**Records for this task:**
↓
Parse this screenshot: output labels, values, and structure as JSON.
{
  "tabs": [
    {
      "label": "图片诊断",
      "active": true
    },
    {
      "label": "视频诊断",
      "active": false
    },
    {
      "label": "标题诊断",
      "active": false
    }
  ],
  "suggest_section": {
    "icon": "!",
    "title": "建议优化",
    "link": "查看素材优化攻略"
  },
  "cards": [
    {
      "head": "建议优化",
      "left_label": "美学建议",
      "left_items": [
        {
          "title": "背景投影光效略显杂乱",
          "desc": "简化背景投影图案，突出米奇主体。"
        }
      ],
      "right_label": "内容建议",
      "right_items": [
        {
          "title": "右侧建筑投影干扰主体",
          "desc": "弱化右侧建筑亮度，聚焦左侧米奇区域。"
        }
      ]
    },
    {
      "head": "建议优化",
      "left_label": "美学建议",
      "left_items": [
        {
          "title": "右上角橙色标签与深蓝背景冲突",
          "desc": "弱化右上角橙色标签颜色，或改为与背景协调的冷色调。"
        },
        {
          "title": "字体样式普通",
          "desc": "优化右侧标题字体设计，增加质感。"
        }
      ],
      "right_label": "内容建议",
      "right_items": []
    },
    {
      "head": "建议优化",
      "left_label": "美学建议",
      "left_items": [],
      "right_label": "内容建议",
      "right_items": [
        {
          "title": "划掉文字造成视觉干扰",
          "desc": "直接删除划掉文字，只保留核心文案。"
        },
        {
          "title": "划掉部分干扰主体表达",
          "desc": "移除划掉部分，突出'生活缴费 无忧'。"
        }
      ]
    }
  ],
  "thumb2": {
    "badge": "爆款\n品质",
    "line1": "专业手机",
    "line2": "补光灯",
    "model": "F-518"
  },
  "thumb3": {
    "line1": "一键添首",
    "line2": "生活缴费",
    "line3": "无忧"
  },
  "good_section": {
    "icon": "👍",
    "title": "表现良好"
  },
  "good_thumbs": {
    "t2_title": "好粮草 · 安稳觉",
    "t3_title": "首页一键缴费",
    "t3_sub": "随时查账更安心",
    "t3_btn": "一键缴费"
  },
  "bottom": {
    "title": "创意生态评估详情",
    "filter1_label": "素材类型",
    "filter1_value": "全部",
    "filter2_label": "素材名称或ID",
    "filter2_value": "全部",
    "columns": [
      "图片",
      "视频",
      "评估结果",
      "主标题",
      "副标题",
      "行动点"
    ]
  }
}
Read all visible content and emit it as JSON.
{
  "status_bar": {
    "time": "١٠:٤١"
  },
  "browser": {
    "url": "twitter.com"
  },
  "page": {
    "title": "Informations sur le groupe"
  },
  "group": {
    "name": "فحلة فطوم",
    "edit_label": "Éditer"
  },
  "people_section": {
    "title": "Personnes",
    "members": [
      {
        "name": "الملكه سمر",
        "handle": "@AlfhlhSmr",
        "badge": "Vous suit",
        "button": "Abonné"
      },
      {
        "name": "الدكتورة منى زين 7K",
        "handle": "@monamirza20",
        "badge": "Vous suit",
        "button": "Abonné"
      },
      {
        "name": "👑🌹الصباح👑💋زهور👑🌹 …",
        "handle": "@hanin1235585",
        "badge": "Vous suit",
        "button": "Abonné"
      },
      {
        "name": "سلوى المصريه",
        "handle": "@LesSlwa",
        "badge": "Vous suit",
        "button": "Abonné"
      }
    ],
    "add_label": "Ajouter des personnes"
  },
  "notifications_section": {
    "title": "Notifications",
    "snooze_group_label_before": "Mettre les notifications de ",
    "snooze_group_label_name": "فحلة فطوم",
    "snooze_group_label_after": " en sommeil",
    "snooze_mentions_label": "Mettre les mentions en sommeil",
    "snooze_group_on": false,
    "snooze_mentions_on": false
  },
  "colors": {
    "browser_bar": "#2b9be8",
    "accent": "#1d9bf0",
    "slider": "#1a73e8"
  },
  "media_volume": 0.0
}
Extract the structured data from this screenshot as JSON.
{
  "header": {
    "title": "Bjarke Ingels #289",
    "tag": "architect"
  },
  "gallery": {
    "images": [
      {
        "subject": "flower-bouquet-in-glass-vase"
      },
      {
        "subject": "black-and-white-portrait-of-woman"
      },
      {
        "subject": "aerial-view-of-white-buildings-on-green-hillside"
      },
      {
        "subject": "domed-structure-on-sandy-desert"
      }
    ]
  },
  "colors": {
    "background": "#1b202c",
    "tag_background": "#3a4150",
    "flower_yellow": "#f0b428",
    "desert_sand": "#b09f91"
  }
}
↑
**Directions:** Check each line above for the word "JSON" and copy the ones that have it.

**Problem solution:**
Parse this screenshot: output labels, values, and structure as JSON.
Read all visible content and emit it as JSON.
Extract the structured data from this screenshot as JSON.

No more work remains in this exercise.